- CMS is requiring MA organizations to include providers’ cultural and linguistic capabilities in provider directories.
- MA organizations’ quality improvement programs must include efforts to reduce disparities.
Improving Access to Behavioral Health
- CMS is finalizing policies strengthening network adequacy requirements and reaffirming MA organizations’ responsibilities to provide behavioral health services. CMS will add Clinical Psychologists and Licensed Clinical Social Workers as specialty types for which it sets network standards, and make these types eligible for the 10-percentage point telehealth credit.
Cara C. Bachenheimer, JD, is an attorney with the Health Care Group at Brown & Fortunato, a law firm with a national health care practice based in Texas, where she heads up the firm’s Government Affairs Practice. Bachenheimer’s practice focuses on federal lobbying activities with Congress, the Administration, and federal regulatory agencies, such as CMS, FDA, IRS, and FAA. She can be reached at (806) 345-6321 or firstname.lastname@example.org.
Jeffrey S. Baird, JD, is chairman of the Health Care Group at Brown & Fortunato, a law firm with a national health care practice based in Texas.

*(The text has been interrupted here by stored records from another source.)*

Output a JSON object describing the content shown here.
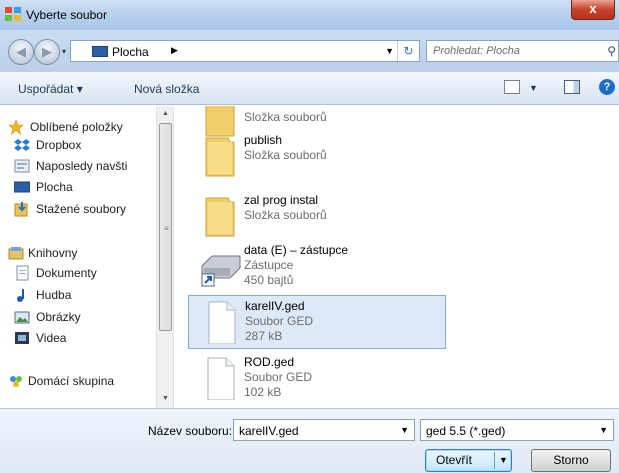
{
  "window": {
    "title": "Vyberte soubor",
    "close_label": "x"
  },
  "address": {
    "location": "Plocha",
    "search_placeholder": "Prohledat: Plocha"
  },
  "toolbar": {
    "organize_label": "Uspořádat ▾",
    "new_folder_label": "Nová složka"
  },
  "sidebar": {
    "favorites": {
      "label": "Oblíbené položky",
      "items": [
        {
          "label": "Dropbox",
          "icon": "dropbox-icon"
        },
        {
          "label": "Naposledy navšti",
          "icon": "recent-places-icon"
        },
        {
          "label": "Plocha",
          "icon": "desktop-icon"
        },
        {
          "label": "Stažené soubory",
          "icon": "downloads-icon"
        }
      ]
    },
    "libraries": {
      "label": "Knihovny",
      "items": [
        {
          "label": "Dokumenty",
          "icon": "documents-icon"
        },
        {
          "label": "Hudba",
          "icon": "music-icon"
        },
        {
          "label": "Obrázky",
          "icon": "pictures-icon"
        },
        {
          "label": "Videa",
          "icon": "videos-icon"
        }
      ]
    },
    "homegroup": {
      "label": "Domácí skupina"
    }
  },
  "files": [
    {
      "name": "",
      "type": "Složka souborů",
      "size": "",
      "kind": "folder"
    },
    {
      "name": "publish",
      "type": "Složka souborů",
      "size": "",
      "kind": "folder"
    },
    {
      "name": "zal prog instal",
      "type": "Složka souborů",
      "size": "",
      "kind": "folder"
    },
    {
      "name": "data (E) – zástupce",
      "type": "Zástupce",
      "size": "450 bajtů",
      "kind": "shortcut"
    },
    {
      "name": "karelIV.ged",
      "type": "Soubor GED",
      "size": "287 kB",
      "kind": "file",
      "selected": true
    },
    {
      "name": "ROD.ged",
      "type": "Soubor GED",
      "size": "102 kB",
      "kind": "file"
    }
  ],
  "footer": {
    "filename_label": "Název souboru:",
    "filename_value": "karelIV.ged",
    "filetype_value": "ged 5.5 (*.ged)",
    "open_label": "Otevřít",
    "cancel_label": "Storno"
  },
  "colors": {
    "selection": "#dde9f8",
    "selection_border": "#84acdd",
    "chrome": "#b9d0ea"
  }
}
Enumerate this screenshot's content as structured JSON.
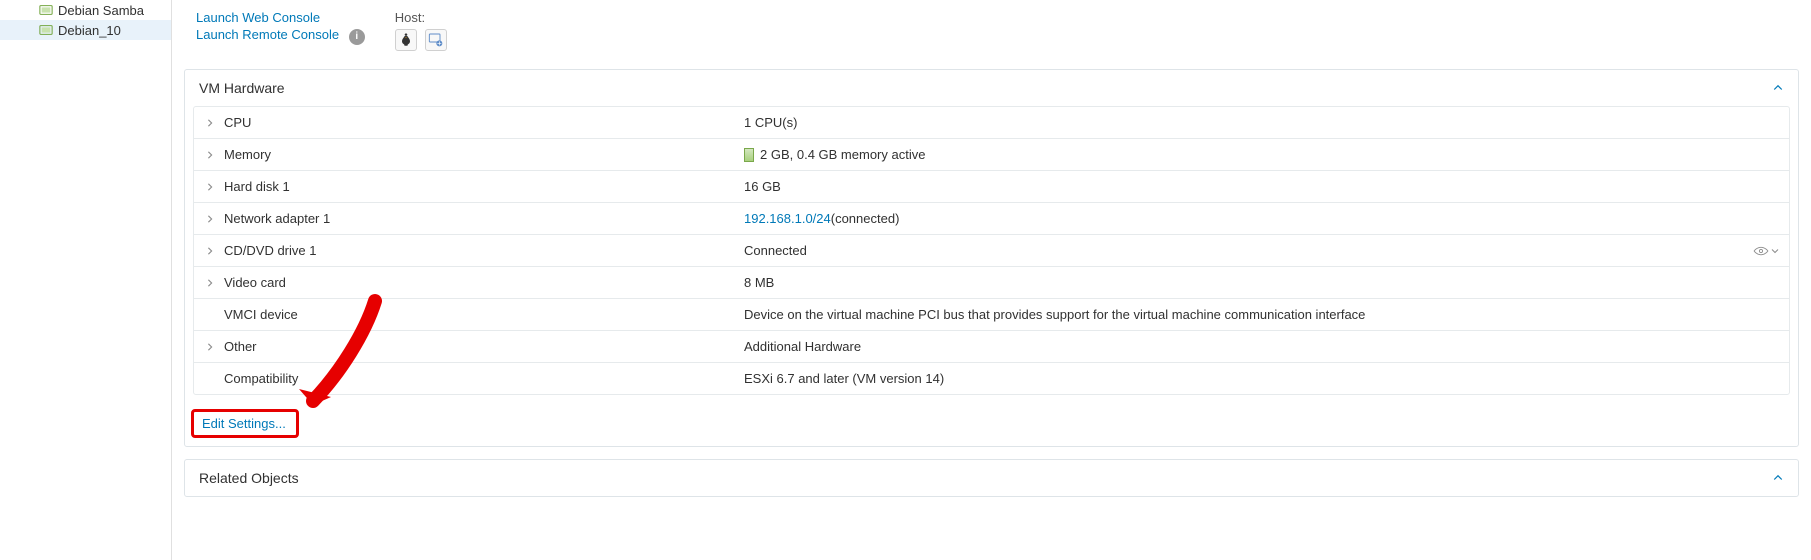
{
  "sidebar": {
    "items": [
      {
        "label": "Debian Samba"
      },
      {
        "label": "Debian_10"
      }
    ]
  },
  "console": {
    "launch_web": "Launch Web Console",
    "launch_remote": "Launch Remote Console"
  },
  "host": {
    "label": "Host:"
  },
  "panels": {
    "vm_hardware": {
      "title": "VM Hardware",
      "edit_settings": "Edit Settings...",
      "rows": {
        "cpu": {
          "label": "CPU",
          "value": "1 CPU(s)"
        },
        "memory": {
          "label": "Memory",
          "value": "2 GB, 0.4 GB memory active"
        },
        "disk1": {
          "label": "Hard disk 1",
          "value": "16 GB"
        },
        "net1": {
          "label": "Network adapter 1",
          "value_link": "192.168.1.0/24",
          "value_suffix": " (connected)"
        },
        "cd1": {
          "label": "CD/DVD drive 1",
          "value": "Connected"
        },
        "video": {
          "label": "Video card",
          "value": "8 MB"
        },
        "vmci": {
          "label": "VMCI device",
          "value": "Device on the virtual machine PCI bus that provides support for the virtual machine communication interface"
        },
        "other": {
          "label": "Other",
          "value": "Additional Hardware"
        },
        "compat": {
          "label": "Compatibility",
          "value": "ESXi 6.7 and later (VM version 14)"
        }
      }
    },
    "related_objects": {
      "title": "Related Objects"
    }
  }
}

He represents pharmacies, infusion companies, HME companies, manufacturers, and other health care providers throughout the United States. Baird is Board Certified in Health Law by the Texas Board of Legal Specialization and can be reached at (806) 345-6320 or email@example.com.
AAHOMECARE’S EDUCATIONAL WEBINAR

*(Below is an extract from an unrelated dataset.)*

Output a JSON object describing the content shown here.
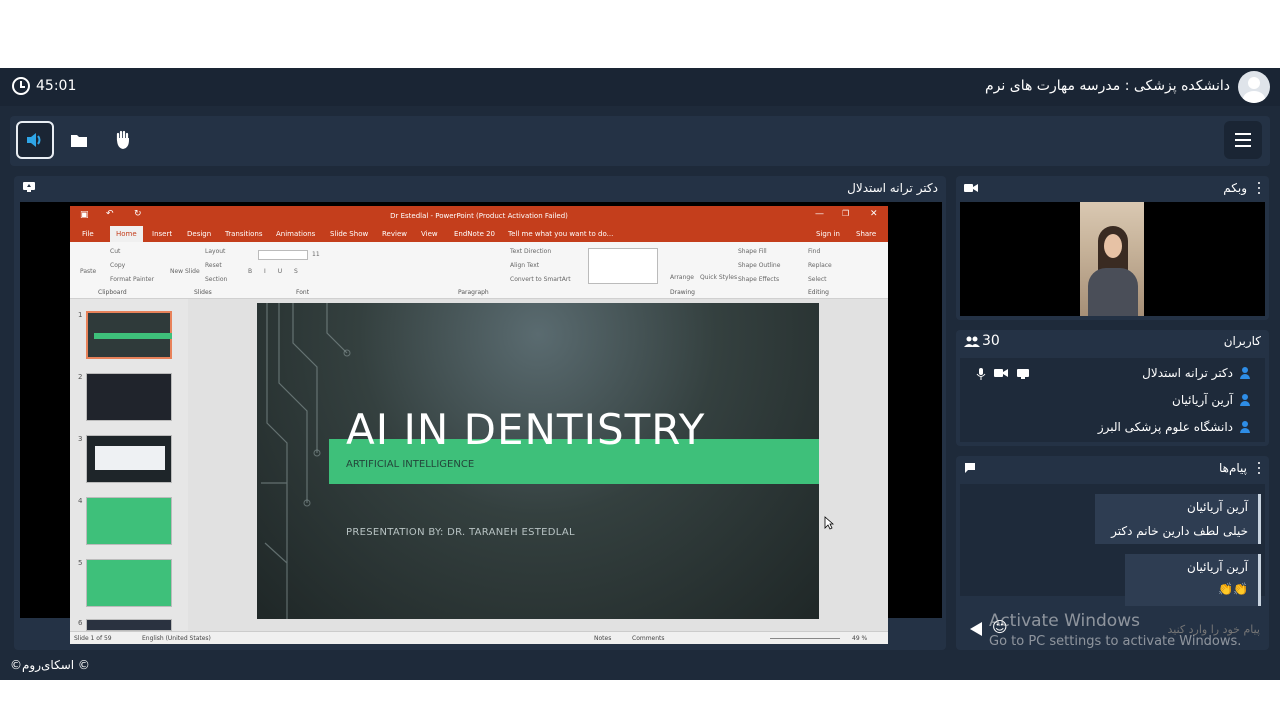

Negotiating Managed Care Contracts
Presented by: Jeffrey S. Baird, Esq., Brown & Fortunato & Colleen T. Byrom, Esq., Brown & Fortunato
Tuesday, April 25, 2023
1:30-2:30 p.m. CENTRAL TIME
Approximately 50% of Medicare beneficiaries are signed up with Medicare Advantage Plans (“MAPs”), while approximately 70% of Medicaid beneficiaries are signed up with Medicaid Managed Care Plans (“MMCPs”). These percentages are increasing. MAPs and MMCPs work essentially the same way: (i) the government health care program contracts with a “Plan” that is owned by an insurance company; (ii) the Plan signs up patients; (iii) the Plan signs contracts with hospitals, physicians, DME suppliers and other providers; and (iv) the government program pays the Plan that, in turn, pays the providers. In order to serve MAP and MMCP patients, DME suppliers must sign managed care contracts. In so doing, the supplier needs to be careful. Not only must the contract provide sufficient reimbursement to the supplier, but the contract will have some “trap” provisions that may be harmful to the supplier. This program will discuss the most important provisions that are contained in managed care contracts, such as covered services, medical necessity, passive amendments, incorporation of collateral documents, set-off, remedy for delay in payment, and payment forfeiture for late claims. The program will discuss how the supplier can negotiate with Plans; and the discussion will point out the provisions that are often non-negotiable and the provisions that are open to negotiation.